* _Data_

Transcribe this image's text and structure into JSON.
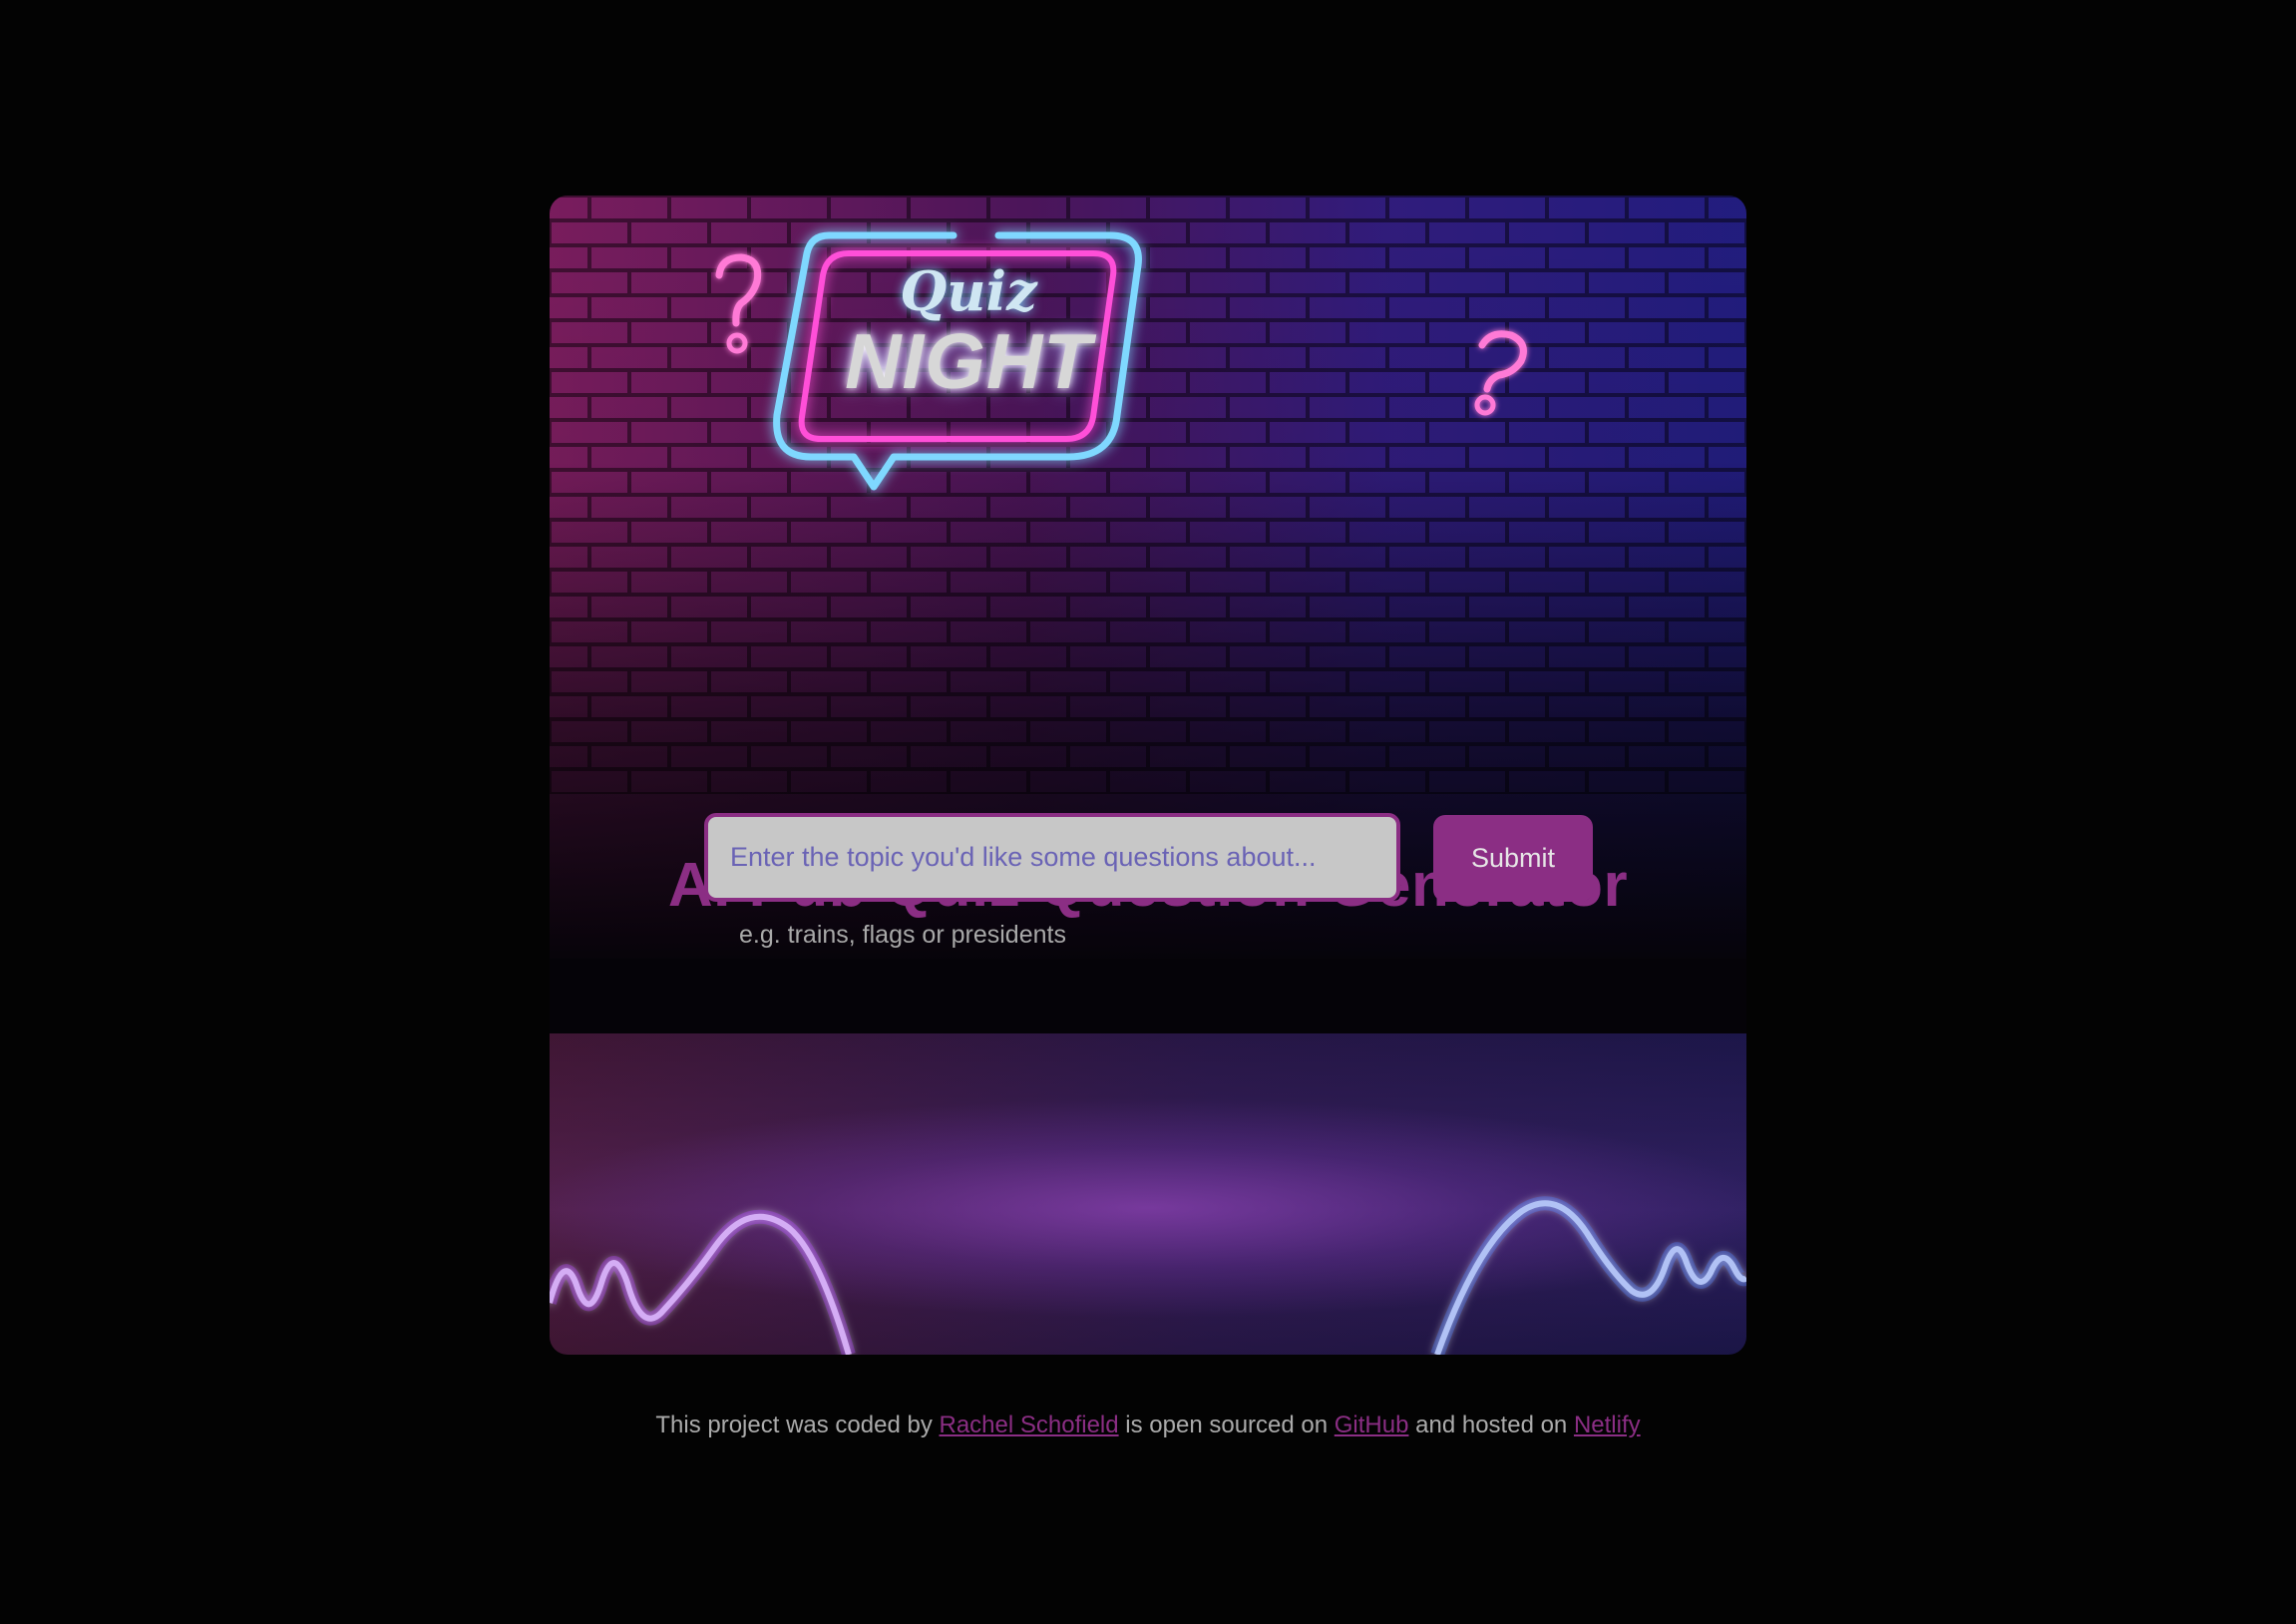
{
  "logo": {
    "line1": "Quiz",
    "line2": "NIGHT"
  },
  "title": "AI Pub Quiz Question Generator",
  "form": {
    "input_placeholder": "Enter the topic you'd like some questions about...",
    "input_value": "",
    "submit_label": "Submit",
    "hint": "e.g. trains, flags or presidents"
  },
  "footer": {
    "text_1": "This project was coded by",
    "author_link": "Rachel Schofield",
    "text_2": "is open sourced on",
    "github_link": "GitHub",
    "text_3": "and hosted on",
    "netlify_link": "Netlify"
  },
  "colors": {
    "accent": "#8b2e84",
    "input_text": "#6a63b5",
    "input_background": "#c7c7c7",
    "page_background": "#030303",
    "neon_cyan": "#7fd8ff",
    "neon_magenta": "#ff4fd8"
  },
  "icons": {
    "left_decoration": "question-mark-icon",
    "right_decoration": "question-mark-icon"
  }
}
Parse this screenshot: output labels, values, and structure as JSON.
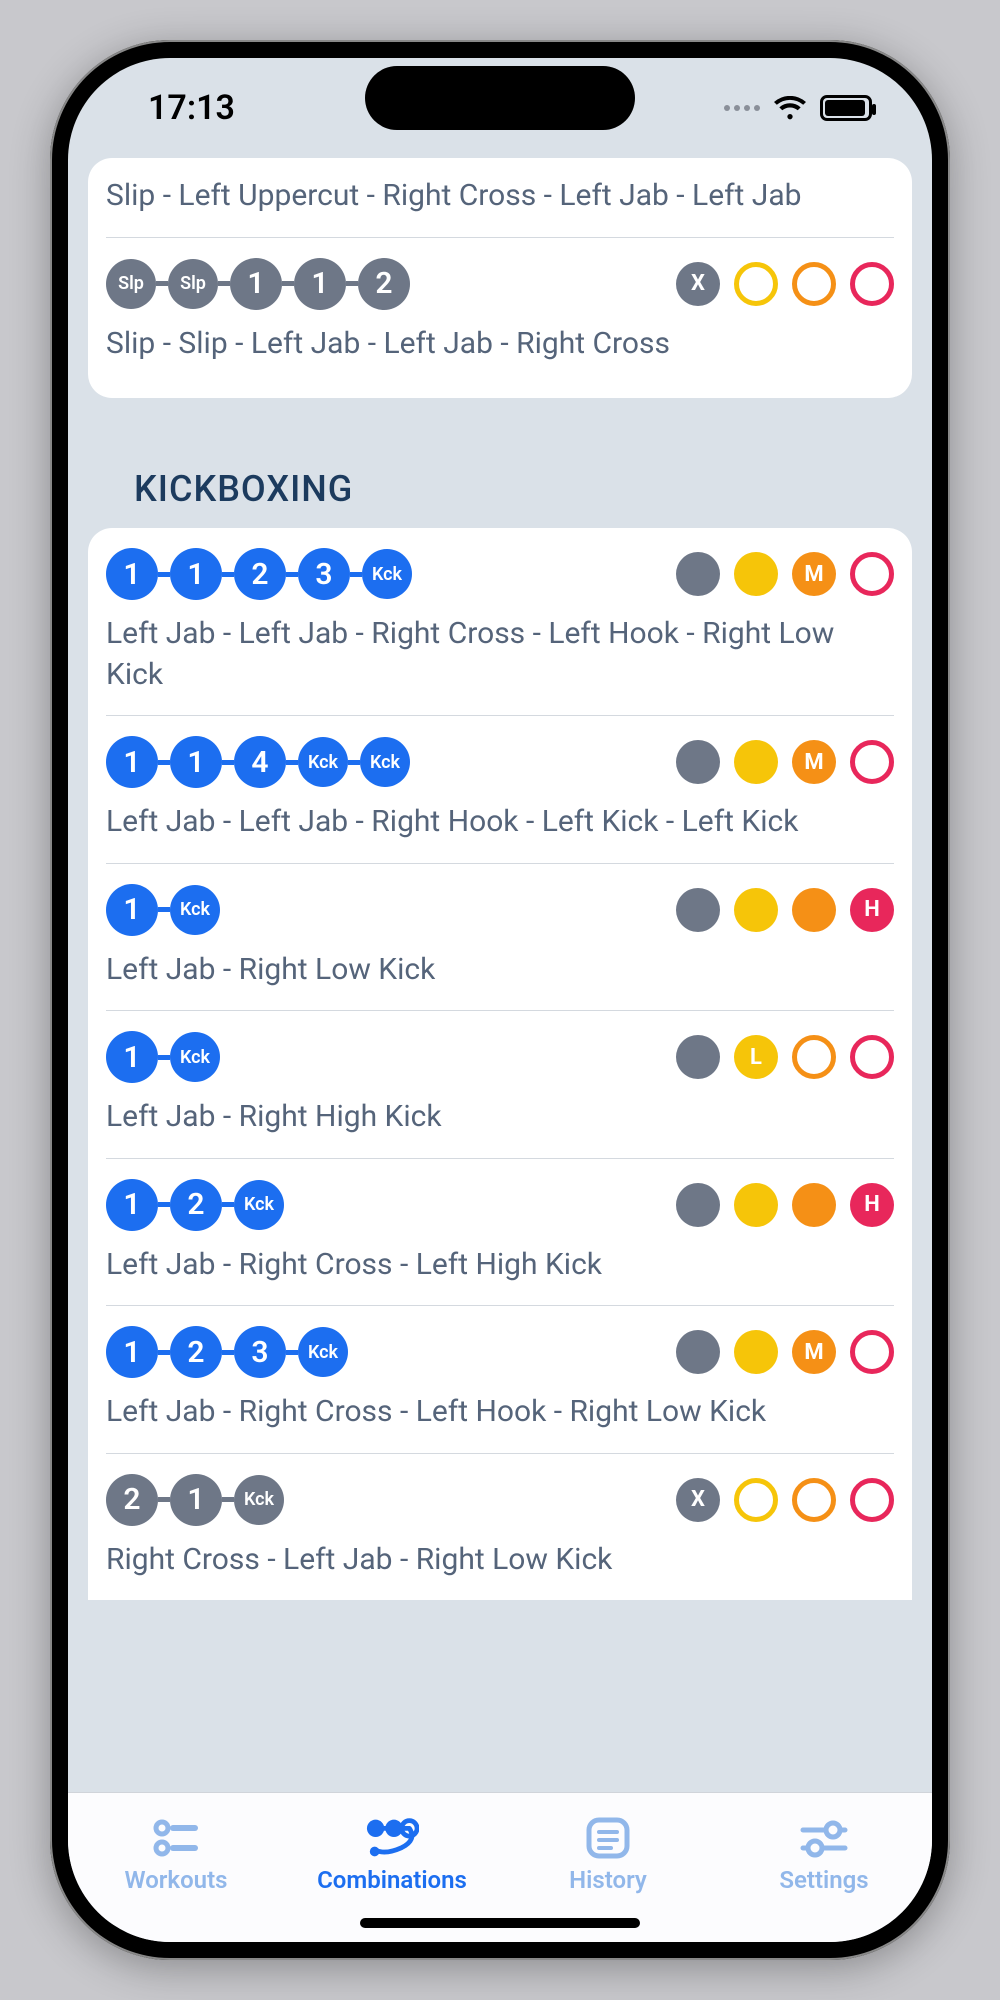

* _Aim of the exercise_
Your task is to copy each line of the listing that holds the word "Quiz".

* _Result of the task_
    "line1": "Quiz",
  "title": "AI Pub Quiz Question Generator",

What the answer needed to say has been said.